May 18, 2024
Visual Impairment

Visual Impairment: Understanding Its Impact on Daily Life

Causes of Visual Impairment

There are many potential causes of visual disability. Some common causes include:

– Age-related Macular Degeneration (AMD): A medical condition which may cause vision loss in older people. AMD damages the macula, which is the central part of the retina. Early symptoms can include blurring and difficulty seeing fine details. Late stages lead to a loss of central vision.

Cataracts: A clouding of the lens in the eye which leads to a decrease in vision. Cataracts often develop with age but can also be congenital or caused by an eye injury or medical condition. Symptoms include blurry or dim vision, sensitivity to light, and difficulty seeing at night.

– Diabetic Retinopathy: A condition that occurs in some people with diabetes when high blood sugar levels over time damage the blood vessels in the retina. Visual Impairment Symptoms include blurry vision, dark or empty areas in central vision, and sometimes floaters. Left untreated it can cause severe vision loss or even blindness.

– Glaucoma: A group of eye diseases caused by damage to the optic nerve, typically caused by increased fluid pressure inside the eye. Symptoms can include blurred vision, loss of peripheral vision, and sometimes eye pain. If not treated it can lead to partial or complete vision loss.

– Optic Neuropathy: A condition caused by damage or dysfunction of the optic nerve which transmits visual signals from the retina to the brain. There are many potential causes like infection, nutritional deficiencies, tumors or trauma. Symptoms are often sudden vision loss or blurred vision.

Impact on Daily Life and Independence

The degree of visual disability can significantly impact daily activities and independence. Those with mild impairment may still be able to drive, read regular print, or work at their regular occupation. However, as impairment worsens major life changes are often needed.

– Mobility Challenges: Severe visual disability makes activities like walking, driving, or getting around unfamiliar places very difficult or impossible without assistance. Mobility aids like a white cane training may help.

– Reading and Writing Difficulties: Fine detail vision is needed for reading small print, handwriting notes, working on a computer. Large print, magnifiers, or adaptive technology aids can help compensate. Audio books provide an alternative.
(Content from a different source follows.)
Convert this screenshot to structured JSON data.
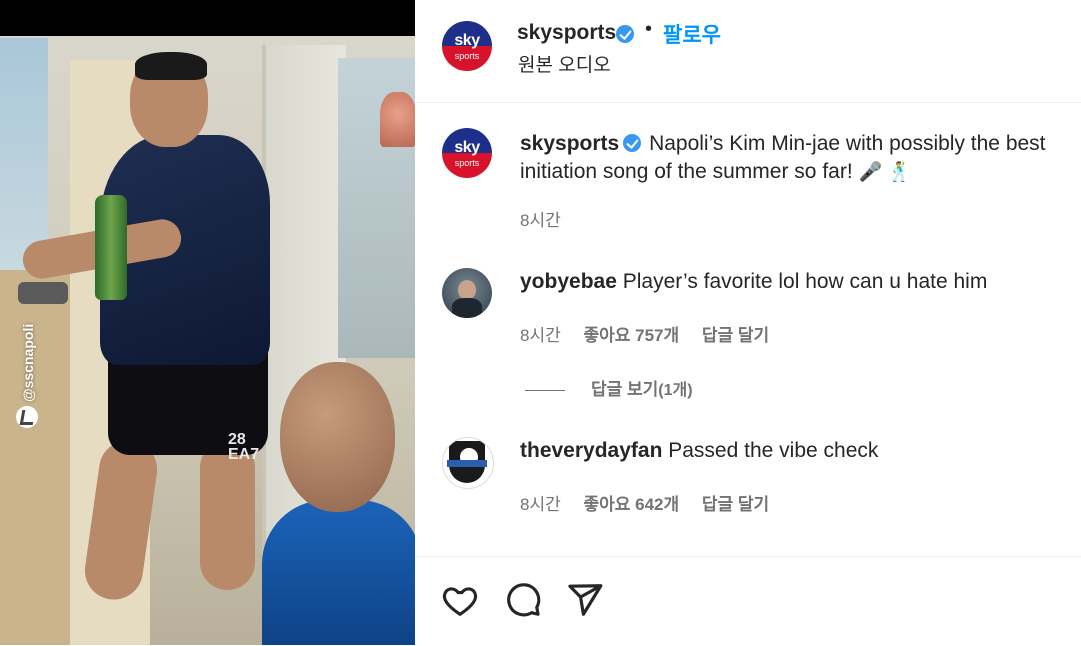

– Reduced Independence:
More assistance may be needed with cooking, cleaning, managing finances, medications. Supervision around the home becomes important to avoid injury from falls or burns. Support services can help maintain independence.

– Social Impacts: Activities like hobbies, volunteering, attending events depend on sight. Depression or isolation can occur without adjustments. Support groups help those adjusting to vision changes connect with others.

– Career Changes: Workers with impaired vision may need adaptive technology, job coaching, or retraining for alternative occupations suited to their capabilities. Financial challenges arise from reduced work capacity.

Adapting to Vision Loss and Maintaining Quality of Life

Despite the challenges, those with visual disability can have fulfilling lives with the right adaptations and support.

– Access Technology: Screen readers, magnification programs, braille displays, and audio output enables independence with computers and mobile devices for work, education and leisure activities.

– Independent Living Skills Training: Orientation and mobility instruction, daily living skills workshops, and rehabilitation programs helps develop alternative techniques for daily tasks and getting around.

– Alternative Format Materials: Books, periodicals and print media in braille, audio, or e-text formats allows continuing hobbies like reading. Telescopic aids help with some visual tasks.

– Peer Support Connections: Spending time with others facing similar challenges through local vision organizations helps reduce the sense of isolation through shared experiences and advice. Joining activities keeps interests and wellbeing.

– Guide Dogs or Long Canes: For those fully or significantly sight impaired, a guide dog or long white cane provides safety, confidence and independence getting around in unfamiliar settings or traveling alone.

– Positive Mindset: Maintaining an active, social lifestyle along with counseling as needed prevents depression and helps come to terms with vision changes and appreciate life’s positives despite some visual limitations.

While Visual Impairment presents challenges, much can be done through technology, adaptation training, peer connections and maintaining a proactive mindset to ensure quality of life in all areas including independent living, work, education, social engagement and more. With the right strategies and support, people with vision loss can feel fully included in their communities.

*Note:
1. Source: Coherent Market Insights, Public sources, Desk research
2. We have leveraged AI tools to mine information and compile it